(Beginning of Source data)

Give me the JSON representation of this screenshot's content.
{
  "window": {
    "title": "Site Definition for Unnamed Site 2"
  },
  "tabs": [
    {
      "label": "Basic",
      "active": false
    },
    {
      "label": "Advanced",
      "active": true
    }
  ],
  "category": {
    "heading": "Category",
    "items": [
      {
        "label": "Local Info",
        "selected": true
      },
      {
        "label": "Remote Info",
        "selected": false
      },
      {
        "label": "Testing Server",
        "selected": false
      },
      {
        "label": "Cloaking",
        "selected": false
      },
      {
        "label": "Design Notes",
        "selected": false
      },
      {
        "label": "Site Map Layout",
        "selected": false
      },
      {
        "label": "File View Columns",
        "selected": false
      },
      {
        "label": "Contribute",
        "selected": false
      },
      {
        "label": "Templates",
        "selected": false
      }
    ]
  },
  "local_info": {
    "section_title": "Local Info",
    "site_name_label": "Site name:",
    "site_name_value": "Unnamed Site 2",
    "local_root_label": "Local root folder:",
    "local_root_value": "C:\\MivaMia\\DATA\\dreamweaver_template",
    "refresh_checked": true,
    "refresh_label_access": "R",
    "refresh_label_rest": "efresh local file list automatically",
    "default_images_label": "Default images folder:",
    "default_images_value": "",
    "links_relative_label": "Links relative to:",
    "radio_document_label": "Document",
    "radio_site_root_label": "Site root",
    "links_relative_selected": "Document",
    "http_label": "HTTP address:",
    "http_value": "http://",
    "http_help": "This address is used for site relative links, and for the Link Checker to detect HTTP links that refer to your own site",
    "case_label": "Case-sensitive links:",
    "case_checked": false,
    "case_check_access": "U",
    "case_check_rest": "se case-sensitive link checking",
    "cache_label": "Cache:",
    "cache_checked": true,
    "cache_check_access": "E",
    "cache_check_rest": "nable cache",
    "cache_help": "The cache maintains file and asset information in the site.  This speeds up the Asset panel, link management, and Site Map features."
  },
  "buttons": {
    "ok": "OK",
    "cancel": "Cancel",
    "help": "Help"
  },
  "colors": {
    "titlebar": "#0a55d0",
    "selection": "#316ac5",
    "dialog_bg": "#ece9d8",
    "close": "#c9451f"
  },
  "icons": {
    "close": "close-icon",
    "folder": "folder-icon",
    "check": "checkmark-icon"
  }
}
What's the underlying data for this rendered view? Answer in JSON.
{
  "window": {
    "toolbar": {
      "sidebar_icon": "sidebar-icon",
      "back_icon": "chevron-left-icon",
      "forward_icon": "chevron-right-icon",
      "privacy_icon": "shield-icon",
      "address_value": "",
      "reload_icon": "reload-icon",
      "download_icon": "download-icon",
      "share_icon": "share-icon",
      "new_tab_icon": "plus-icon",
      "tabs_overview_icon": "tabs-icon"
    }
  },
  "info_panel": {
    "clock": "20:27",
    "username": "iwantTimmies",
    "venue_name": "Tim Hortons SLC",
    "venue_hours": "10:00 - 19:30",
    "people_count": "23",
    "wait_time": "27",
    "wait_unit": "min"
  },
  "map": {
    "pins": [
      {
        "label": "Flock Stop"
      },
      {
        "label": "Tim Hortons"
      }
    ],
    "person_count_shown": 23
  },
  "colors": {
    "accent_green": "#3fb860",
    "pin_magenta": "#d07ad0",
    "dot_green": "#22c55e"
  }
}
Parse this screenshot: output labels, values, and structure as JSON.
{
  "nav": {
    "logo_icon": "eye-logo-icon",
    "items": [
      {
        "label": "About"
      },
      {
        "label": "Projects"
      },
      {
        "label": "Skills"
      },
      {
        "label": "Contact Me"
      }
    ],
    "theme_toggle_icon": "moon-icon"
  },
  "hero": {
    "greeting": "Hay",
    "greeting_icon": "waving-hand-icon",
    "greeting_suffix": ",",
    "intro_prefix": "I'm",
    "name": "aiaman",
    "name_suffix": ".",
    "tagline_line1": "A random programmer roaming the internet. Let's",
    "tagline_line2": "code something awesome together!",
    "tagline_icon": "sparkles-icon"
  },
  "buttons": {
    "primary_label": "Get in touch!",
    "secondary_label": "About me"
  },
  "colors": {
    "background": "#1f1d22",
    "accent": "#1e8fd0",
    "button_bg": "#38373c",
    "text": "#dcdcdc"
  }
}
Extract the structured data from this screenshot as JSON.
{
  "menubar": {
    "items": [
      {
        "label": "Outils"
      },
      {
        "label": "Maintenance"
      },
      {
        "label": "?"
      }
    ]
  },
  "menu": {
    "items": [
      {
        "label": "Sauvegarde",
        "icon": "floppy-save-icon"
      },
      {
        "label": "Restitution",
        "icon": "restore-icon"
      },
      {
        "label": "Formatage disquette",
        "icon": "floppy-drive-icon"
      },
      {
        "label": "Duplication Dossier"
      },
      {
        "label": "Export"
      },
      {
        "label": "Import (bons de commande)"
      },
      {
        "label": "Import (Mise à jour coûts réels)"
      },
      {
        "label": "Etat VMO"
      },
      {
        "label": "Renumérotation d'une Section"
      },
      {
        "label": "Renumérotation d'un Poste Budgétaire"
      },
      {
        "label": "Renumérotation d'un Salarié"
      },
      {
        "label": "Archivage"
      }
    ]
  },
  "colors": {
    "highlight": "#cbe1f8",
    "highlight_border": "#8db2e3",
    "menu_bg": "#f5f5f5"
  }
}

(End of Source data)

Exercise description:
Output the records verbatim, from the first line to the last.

Answer box:
Give me the JSON representation of this screenshot's content.
{
  "window": {
    "title": "Site Definition for Unnamed Site 2"
  },
  "tabs": [
    {
      "label": "Basic",
      "active": false
    },
    {
      "label": "Advanced",
      "active": true
    }
  ],
  "category": {
    "heading": "Category",
    "items": [
      {
        "label": "Local Info",
        "selected": true
      },
      {
        "label": "Remote Info",
        "selected": false
      },
      {
        "label": "Testing Server",
        "selected": false
      },
      {
        "label": "Cloaking",
        "selected": false
      },
      {
        "label": "Design Notes",
        "selected": false
      },
      {
        "label": "Site Map Layout",
        "selected": false
      },
      {
        "label": "File View Columns",
        "selected": false
      },
      {
        "label": "Contribute",
        "selected": false
      },
      {
        "label": "Templates",
        "selected": false
      }
    ]
  },
  "local_info": {
    "section_title": "Local Info",
    "site_name_label": "Site name:",
    "site_name_value": "Unnamed Site 2",
    "local_root_label": "Local root folder:",
    "local_root_value": "C:\\MivaMia\\DATA\\dreamweaver_template",
    "refresh_checked": true,
    "refresh_label_access": "R",
    "refresh_label_rest": "efresh local file list automatically",
    "default_images_label": "Default images folder:",
    "default_images_value": "",
    "links_relative_label": "Links relative to:",
    "radio_document_label": "Document",
    "radio_site_root_label": "Site root",
    "links_relative_selected": "Document",
    "http_label": "HTTP address:",
    "http_value": "http://",
    "http_help": "This address is used for site relative links, and for the Link Checker to detect HTTP links that refer to your own site",
    "case_label": "Case-sensitive links:",
    "case_checked": false,
    "case_check_access": "U",
    "case_check_rest": "se case-sensitive link checking",
    "cache_label": "Cache:",
    "cache_checked": true,
    "cache_check_access": "E",
    "cache_check_rest": "nable cache",
    "cache_help": "The cache maintains file and asset information in the site.  This speeds up the Asset panel, link management, and Site Map features."
  },
  "buttons": {
    "ok": "OK",
    "cancel": "Cancel",
    "help": "Help"
  },
  "colors": {
    "titlebar": "#0a55d0",
    "selection": "#316ac5",
    "dialog_bg": "#ece9d8",
    "close": "#c9451f"
  },
  "icons": {
    "close": "close-icon",
    "folder": "folder-icon",
    "check": "checkmark-icon"
  }
}
What's the underlying data for this rendered view? Answer in JSON.
{
  "window": {
    "toolbar": {
      "sidebar_icon": "sidebar-icon",
      "back_icon": "chevron-left-icon",
      "forward_icon": "chevron-right-icon",
      "privacy_icon": "shield-icon",
      "address_value": "",
      "reload_icon": "reload-icon",
      "download_icon": "download-icon",
      "share_icon": "share-icon",
      "new_tab_icon": "plus-icon",
      "tabs_overview_icon": "tabs-icon"
    }
  },
  "info_panel": {
    "clock": "20:27",
    "username": "iwantTimmies",
    "venue_name": "Tim Hortons SLC",
    "venue_hours": "10:00 - 19:30",
    "people_count": "23",
    "wait_time": "27",
    "wait_unit": "min"
  },
  "map": {
    "pins": [
      {
        "label": "Flock Stop"
      },
      {
        "label": "Tim Hortons"
      }
    ],
    "person_count_shown": 23
  },
  "colors": {
    "accent_green": "#3fb860",
    "pin_magenta": "#d07ad0",
    "dot_green": "#22c55e"
  }
}
Parse this screenshot: output labels, values, and structure as JSON.
{
  "nav": {
    "logo_icon": "eye-logo-icon",
    "items": [
      {
        "label": "About"
      },
      {
        "label": "Projects"
      },
      {
        "label": "Skills"
      },
      {
        "label": "Contact Me"
      }
    ],
    "theme_toggle_icon": "moon-icon"
  },
  "hero": {
    "greeting": "Hay",
    "greeting_icon": "waving-hand-icon",
    "greeting_suffix": ",",
    "intro_prefix": "I'm",
    "name": "aiaman",
    "name_suffix": ".",
    "tagline_line1": "A random programmer roaming the internet. Let's",
    "tagline_line2": "code something awesome together!",
    "tagline_icon": "sparkles-icon"
  },
  "buttons": {
    "primary_label": "Get in touch!",
    "secondary_label": "About me"
  },
  "colors": {
    "background": "#1f1d22",
    "accent": "#1e8fd0",
    "button_bg": "#38373c",
    "text": "#dcdcdc"
  }
}
Extract the structured data from this screenshot as JSON.
{
  "menubar": {
    "items": [
      {
        "label": "Outils"
      },
      {
        "label": "Maintenance"
      },
      {
        "label": "?"
      }
    ]
  },
  "menu": {
    "items": [
      {
        "label": "Sauvegarde",
        "icon": "floppy-save-icon"
      },
      {
        "label": "Restitution",
        "icon": "restore-icon"
      },
      {
        "label": "Formatage disquette",
        "icon": "floppy-drive-icon"
      },
      {
        "label": "Duplication Dossier"
      },
      {
        "label": "Export"
      },
      {
        "label": "Import (bons de commande)"
      },
      {
        "label": "Import (Mise à jour coûts réels)"
      },
      {
        "label": "Etat VMO"
      },
      {
        "label": "Renumérotation d'une Section"
      },
      {
        "label": "Renumérotation d'un Poste Budgétaire"
      },
      {
        "label": "Renumérotation d'un Salarié"
      },
      {
        "label": "Archivage"
      }
    ]
  },
  "colors": {
    "highlight": "#cbe1f8",
    "highlight_border": "#8db2e3",
    "menu_bg": "#f5f5f5"
  }
}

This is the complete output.